CURE Childhood Cancer has committed $4.5 million so that Children’s Healthcare of Atlanta can establish The Aflac Cancer Center’s new Precision Medicine Program. Joining a handful of existing programs, this innovative entity will take the fight against childhood cancer to the genetic level by identifying the root cause of the child’s cancer and targeting specific therapies directly to the wayward cells. No longer will we paint with a broad brush. Soon we will be able to isolate the offending cells and destroy only them. With success, this could become frontline treatment in the future; a child is diagnosed, their genes are sequenced, and a treatment is tailored specifically to their cancer.

Based on our cancer experience, this is a great step for children fighting cancer and Smiley for Kylie is proud to be a part of it by awarding a majority of our funding to CURE for this purpose. I wish we had more to give.

Another portion went to 1 Million 4 Anna – a non-profit that focuses solely on Ewing’s sarcoma research. The organization was founded by the Basso Family in honor of their lovely daughter, Anna who, like Kylie, succumbed to the disease.

Could 2018 be the year of great breakthrough? We hope.

And how would I feel if in 2018 our little organization had a small part in finding a cure for childhood cancer?
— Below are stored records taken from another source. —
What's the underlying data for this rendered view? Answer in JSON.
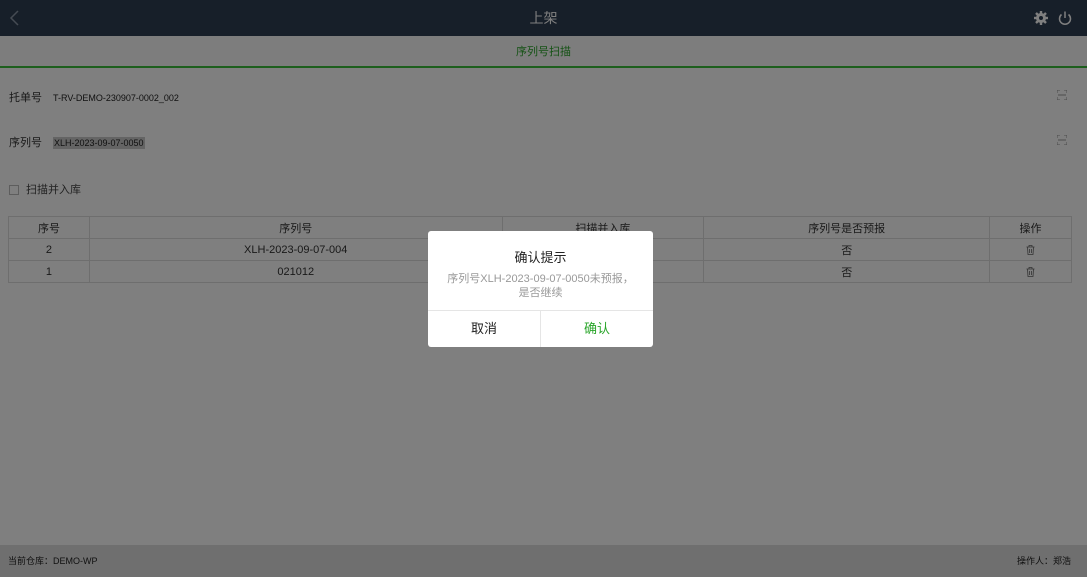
{
  "header": {
    "title": "上架"
  },
  "subtab": {
    "label": "序列号扫描"
  },
  "form": {
    "pallet_label": "托单号",
    "pallet_value": "T-RV-DEMO-230907-0002_002",
    "serial_label": "序列号",
    "serial_value": "XLH-2023-09-07-0050",
    "scan_store_label": "扫描并入库"
  },
  "table": {
    "headers": [
      "序号",
      "序列号",
      "扫描并入库",
      "序列号是否预报",
      "操作"
    ],
    "rows": [
      {
        "idx": "2",
        "serial": "XLH-2023-09-07-004",
        "stored": "",
        "forecast": "否"
      },
      {
        "idx": "1",
        "serial": "021012",
        "stored": "",
        "forecast": "否"
      }
    ]
  },
  "footer": {
    "warehouse": "当前仓库：DEMO-WP",
    "operator": "操作人：郑浩"
  },
  "dialog": {
    "title": "确认提示",
    "message": "序列号XLH-2023-09-07-0050未预报，是否继续",
    "cancel": "取消",
    "confirm": "确认"
  },
  "colors": {
    "accent": "#2aa52a",
    "topbar": "#2f3e52"
  }
}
I would be ecstatic. It would be the realization of my newfound and unfortunate life purpose. But I know there would be that small side of me that would ache that it was discovered too late for my little girl. I admit that I’m jealous now when I see good results posted and when I see the bell rung signifying the end of treatment. It hurts just a little because in Kylie’s ten months of treatment, we never got good news.

It doesn’t take long for me to snap out of it. Of course I want every child to beat this disease. I’m jealous, not inhuman. That is what Kylie would want, too. And I figure if I can be just a little more like her, maybe we can make a dent in this thing